(MATERIAL PROVIDED):

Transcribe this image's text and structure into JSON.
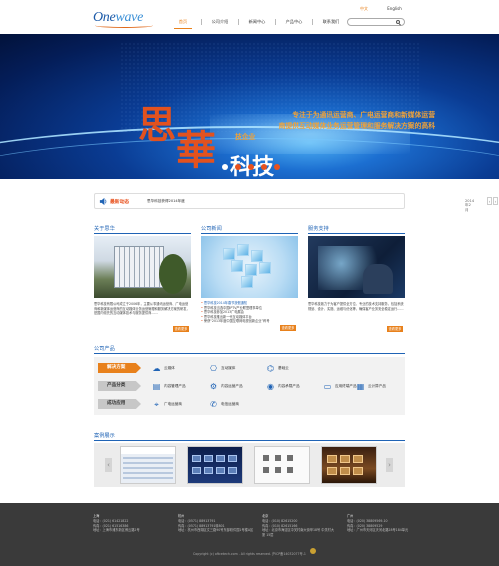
{
  "header": {
    "logo_text_a": "One",
    "logo_text_b": "wave",
    "lang_cn": "中文",
    "lang_en": "English",
    "nav": [
      {
        "label": "首页",
        "active": true
      },
      {
        "label": "公司介绍",
        "active": false
      },
      {
        "label": "新闻中心",
        "active": false
      },
      {
        "label": "产品中心",
        "active": false
      },
      {
        "label": "联系我们",
        "active": false
      }
    ],
    "search_placeholder": ""
  },
  "banner": {
    "char_si": "思",
    "char_hua": "華",
    "keji": "科技",
    "slogan_line1": "专注于为通讯运营商、广电运营商和新媒体运营",
    "slogan_line2": "商提供互动媒体业务运营管理和服务解决方案的高科",
    "slogan_line3": "技企业",
    "pager_count": 5,
    "pager_active": 0
  },
  "ticker": {
    "label": "最新动态",
    "text": "思华科技获得2014年度",
    "date": "2014年2月",
    "prev": "‹",
    "next": "›"
  },
  "about": {
    "title": "关于思华",
    "text": "思华科技有限公司成立于2006年，主要从事通讯运营商、广电运营商和新媒体运营商的互动媒体业务运营管理和服务解决方案的研发，是国内领先的互动媒体技术与服务提供商……",
    "more": "查看更多"
  },
  "news": {
    "title": "公司新闻",
    "items": [
      {
        "text": "思华科技2014年春节放假通知",
        "highlight": true
      },
      {
        "text": "思华科技当选中国IPTV产业联盟理事单位",
        "highlight": false
      },
      {
        "text": "思华科技参加2013广电展会",
        "highlight": false
      },
      {
        "text": "思华科技推出新一代互动媒体平台",
        "highlight": false
      },
      {
        "text": "荣获“2013年度中国互联网电视创新企业”称号",
        "highlight": false
      }
    ],
    "more": "查看更多"
  },
  "service": {
    "title": "服务支持",
    "text": "思华科技致力于为客户提供全方位、专业的技术支持服务，包括系统规划、设计、实施、运维与优化等，确保客户业务安全稳定运行……",
    "more": "查看更多"
  },
  "products": {
    "title": "公司产品",
    "rows": [
      {
        "tag": "解决方案",
        "style": "orange",
        "items": [
          {
            "icon": "cloud-icon",
            "glyph": "☁",
            "label": "云媒体"
          },
          {
            "icon": "interactive-media-icon",
            "glyph": "⎔",
            "label": "互动媒体"
          },
          {
            "icon": "base-station-icon",
            "glyph": "⌬",
            "label": "基础云"
          }
        ]
      },
      {
        "tag": "产品分类",
        "style": "gray",
        "items": [
          {
            "icon": "document-icon",
            "glyph": "▤",
            "label": "内容管理产品"
          },
          {
            "icon": "operations-icon",
            "glyph": "⚙",
            "label": "内容运营产品"
          },
          {
            "icon": "aggregation-icon",
            "glyph": "◉",
            "label": "内容承载产品"
          },
          {
            "icon": "terminal-icon",
            "glyph": "▭",
            "label": "应用终端产品"
          },
          {
            "icon": "cloud-compute-icon",
            "glyph": "▦",
            "label": "云计算产品"
          }
        ]
      },
      {
        "tag": "成功应用",
        "style": "gray",
        "items": [
          {
            "icon": "satellite-icon",
            "glyph": "⌖",
            "label": "广电运营商"
          },
          {
            "icon": "telecom-icon",
            "glyph": "✆",
            "label": "电信运营商"
          }
        ]
      }
    ]
  },
  "cases": {
    "title": "案例展示",
    "prev": "‹",
    "next": "›"
  },
  "footer": {
    "offices": [
      {
        "city": "上海",
        "lines": [
          "电话：(021) 61421822",
          "传真：(021) 61516386",
          "地址：上海市浦东新区博云路2号"
        ]
      },
      {
        "city": "杭州",
        "lines": [
          "电话：(0571) 88913791",
          "传真：(0571) 88913791转801",
          "地址：杭州市西湖区文三路90号东部软件园1号楼A区"
        ]
      },
      {
        "city": "北京",
        "lines": [
          "电话：(010) 82615200",
          "传真：(010) 82615166",
          "地址：北京市海淀区中关村南大街甲18号 中关村大厦 15层"
        ]
      },
      {
        "city": "广州",
        "lines": [
          "电话：(020) 38809569-10",
          "传真：(020) 38809529",
          "地址：广州市天河区天河北路28号184单元"
        ]
      }
    ],
    "copyright": "Copyright (c) oftcetech.com . All rights reserved. 沪ICP备14032077号-1"
  },
  "colors": {
    "accent_orange": "#e8811c",
    "brand_blue": "#1f63b5",
    "banner_red": "#e2521f",
    "footer_bg": "#3a3a3a"
  }
}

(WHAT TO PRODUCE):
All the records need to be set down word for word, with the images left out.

(RESULT BELOW):
Transcribe this image's text and structure into JSON.
{
  "header": {
    "logo_text_a": "One",
    "logo_text_b": "wave",
    "lang_cn": "中文",
    "lang_en": "English",
    "nav": [
      {
        "label": "首页",
        "active": true
      },
      {
        "label": "公司介绍",
        "active": false
      },
      {
        "label": "新闻中心",
        "active": false
      },
      {
        "label": "产品中心",
        "active": false
      },
      {
        "label": "联系我们",
        "active": false
      }
    ],
    "search_placeholder": ""
  },
  "banner": {
    "char_si": "思",
    "char_hua": "華",
    "keji": "科技",
    "slogan_line1": "专注于为通讯运营商、广电运营商和新媒体运营",
    "slogan_line2": "商提供互动媒体业务运营管理和服务解决方案的高科",
    "slogan_line3": "技企业",
    "pager_count": 5,
    "pager_active": 0
  },
  "ticker": {
    "label": "最新动态",
    "text": "思华科技获得2014年度",
    "date": "2014年2月",
    "prev": "‹",
    "next": "›"
  },
  "about": {
    "title": "关于思华",
    "text": "思华科技有限公司成立于2006年，主要从事通讯运营商、广电运营商和新媒体运营商的互动媒体业务运营管理和服务解决方案的研发，是国内领先的互动媒体技术与服务提供商……",
    "more": "查看更多"
  },
  "news": {
    "title": "公司新闻",
    "items": [
      {
        "text": "思华科技2014年春节放假通知",
        "highlight": true
      },
      {
        "text": "思华科技当选中国IPTV产业联盟理事单位",
        "highlight": false
      },
      {
        "text": "思华科技参加2013广电展会",
        "highlight": false
      },
      {
        "text": "思华科技推出新一代互动媒体平台",
        "highlight": false
      },
      {
        "text": "荣获“2013年度中国互联网电视创新企业”称号",
        "highlight": false
      }
    ],
    "more": "查看更多"
  },
  "service": {
    "title": "服务支持",
    "text": "思华科技致力于为客户提供全方位、专业的技术支持服务，包括系统规划、设计、实施、运维与优化等，确保客户业务安全稳定运行……",
    "more": "查看更多"
  },
  "products": {
    "title": "公司产品",
    "rows": [
      {
        "tag": "解决方案",
        "style": "orange",
        "items": [
          {
            "icon": "cloud-icon",
            "glyph": "☁",
            "label": "云媒体"
          },
          {
            "icon": "interactive-media-icon",
            "glyph": "⎔",
            "label": "互动媒体"
          },
          {
            "icon": "base-station-icon",
            "glyph": "⌬",
            "label": "基础云"
          }
        ]
      },
      {
        "tag": "产品分类",
        "style": "gray",
        "items": [
          {
            "icon": "document-icon",
            "glyph": "▤",
            "label": "内容管理产品"
          },
          {
            "icon": "operations-icon",
            "glyph": "⚙",
            "label": "内容运营产品"
          },
          {
            "icon": "aggregation-icon",
            "glyph": "◉",
            "label": "内容承载产品"
          },
          {
            "icon": "terminal-icon",
            "glyph": "▭",
            "label": "应用终端产品"
          },
          {
            "icon": "cloud-compute-icon",
            "glyph": "▦",
            "label": "云计算产品"
          }
        ]
      },
      {
        "tag": "成功应用",
        "style": "gray",
        "items": [
          {
            "icon": "satellite-icon",
            "glyph": "⌖",
            "label": "广电运营商"
          },
          {
            "icon": "telecom-icon",
            "glyph": "✆",
            "label": "电信运营商"
          }
        ]
      }
    ]
  },
  "cases": {
    "title": "案例展示",
    "prev": "‹",
    "next": "›"
  },
  "footer": {
    "offices": [
      {
        "city": "上海",
        "lines": [
          "电话：(021) 61421822",
          "传真：(021) 61516386",
          "地址：上海市浦东新区博云路2号"
        ]
      },
      {
        "city": "杭州",
        "lines": [
          "电话：(0571) 88913791",
          "传真：(0571) 88913791转801",
          "地址：杭州市西湖区文三路90号东部软件园1号楼A区"
        ]
      },
      {
        "city": "北京",
        "lines": [
          "电话：(010) 82615200",
          "传真：(010) 82615166",
          "地址：北京市海淀区中关村南大街甲18号 中关村大厦 15层"
        ]
      },
      {
        "city": "广州",
        "lines": [
          "电话：(020) 38809569-10",
          "传真：(020) 38809529",
          "地址：广州市天河区天河北路28号184单元"
        ]
      }
    ],
    "copyright": "Copyright (c) oftcetech.com . All rights reserved. 沪ICP备14032077号-1"
  },
  "colors": {
    "accent_orange": "#e8811c",
    "brand_blue": "#1f63b5",
    "banner_red": "#e2521f",
    "footer_bg": "#3a3a3a"
  }
}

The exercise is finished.